Page 1: Introduction
In the business world, ‘investment’ has two separate but related meanings. For many producers, ‘investment’ means spending money in ways that add to the capital stock of the business, e.g. by extending factory buildings or office buildings, or modernising machinery. Businesses finance this investment either out of profits, through borrowing or by attracting funds through a share issue.
Investment can also mean ‘purchasing financial assets in the form of stocks, bonds and shares’. These financial assets yield interest payments (in the case of loan certificates) and dividends (in the case of share certificates). Shareholding also gives an opportunity to enjoy capital gain (or to suffer capital loss).
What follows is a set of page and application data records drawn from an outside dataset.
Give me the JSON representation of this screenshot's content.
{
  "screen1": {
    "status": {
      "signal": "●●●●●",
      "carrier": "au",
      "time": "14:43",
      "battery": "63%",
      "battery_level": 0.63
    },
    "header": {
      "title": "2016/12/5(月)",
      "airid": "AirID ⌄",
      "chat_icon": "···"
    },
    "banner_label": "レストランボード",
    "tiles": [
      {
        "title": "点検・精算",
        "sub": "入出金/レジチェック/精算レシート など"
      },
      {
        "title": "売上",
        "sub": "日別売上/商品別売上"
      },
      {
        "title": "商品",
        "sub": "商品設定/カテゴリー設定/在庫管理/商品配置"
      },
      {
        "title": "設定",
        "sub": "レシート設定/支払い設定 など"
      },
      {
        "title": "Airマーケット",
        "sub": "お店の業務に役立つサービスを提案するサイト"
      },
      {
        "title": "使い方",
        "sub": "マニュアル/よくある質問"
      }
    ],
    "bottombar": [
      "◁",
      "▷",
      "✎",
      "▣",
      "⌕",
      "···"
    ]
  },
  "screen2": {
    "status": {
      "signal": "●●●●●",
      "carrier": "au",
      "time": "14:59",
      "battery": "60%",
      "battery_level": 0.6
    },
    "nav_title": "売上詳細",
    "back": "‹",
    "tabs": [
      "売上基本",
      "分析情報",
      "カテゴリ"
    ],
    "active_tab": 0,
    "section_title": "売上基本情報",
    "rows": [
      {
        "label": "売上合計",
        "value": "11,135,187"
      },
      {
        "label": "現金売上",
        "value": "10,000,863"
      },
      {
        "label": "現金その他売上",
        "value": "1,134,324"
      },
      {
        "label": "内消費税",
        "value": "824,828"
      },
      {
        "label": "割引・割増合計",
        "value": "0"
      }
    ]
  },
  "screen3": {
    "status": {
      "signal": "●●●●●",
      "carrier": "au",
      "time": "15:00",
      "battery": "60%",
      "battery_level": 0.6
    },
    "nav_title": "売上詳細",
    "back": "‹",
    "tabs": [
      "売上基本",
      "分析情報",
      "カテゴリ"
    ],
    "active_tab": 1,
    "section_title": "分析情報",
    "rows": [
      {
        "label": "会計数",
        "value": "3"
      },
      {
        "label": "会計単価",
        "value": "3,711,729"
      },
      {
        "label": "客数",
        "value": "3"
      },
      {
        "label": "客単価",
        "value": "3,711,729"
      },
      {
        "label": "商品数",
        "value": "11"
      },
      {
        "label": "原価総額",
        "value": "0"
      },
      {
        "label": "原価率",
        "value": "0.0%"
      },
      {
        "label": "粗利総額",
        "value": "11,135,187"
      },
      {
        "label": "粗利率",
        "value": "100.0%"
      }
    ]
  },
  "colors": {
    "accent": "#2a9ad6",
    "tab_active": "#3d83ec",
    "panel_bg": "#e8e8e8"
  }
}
Investment companies buy a portfolio of financial assets on behalf of their clients, who will include individuals seeking to protect their savings as well as large firms looking for a safe, profitable place to deposit, for example, their pension fund receipts. Investment companies have to be good at identifying and buying financial assets that will yield a good return and at avoiding or discarding investments that look likely to yield a poor return. Millions of people depend either directly or indirectly on the skill with which investment companies build up and manage an investment portfolio on behalf of their clients.
Henderson Global Investors is a highly successful company that manages a wide range of investment funds. It offers its services to both institutions and private individuals, and is active in Europe, Asia and North America. The company is one of the market leaders in the specialist field of Socially Responsible Investment (SRI). As such, Henderson Global Investors is seeking to increase the awareness and understanding of SRI.
This case study examines the nature and purpose of SRI and the contribution it can make to society. At the same time it demystifies SRI and corrects some common misconceptions.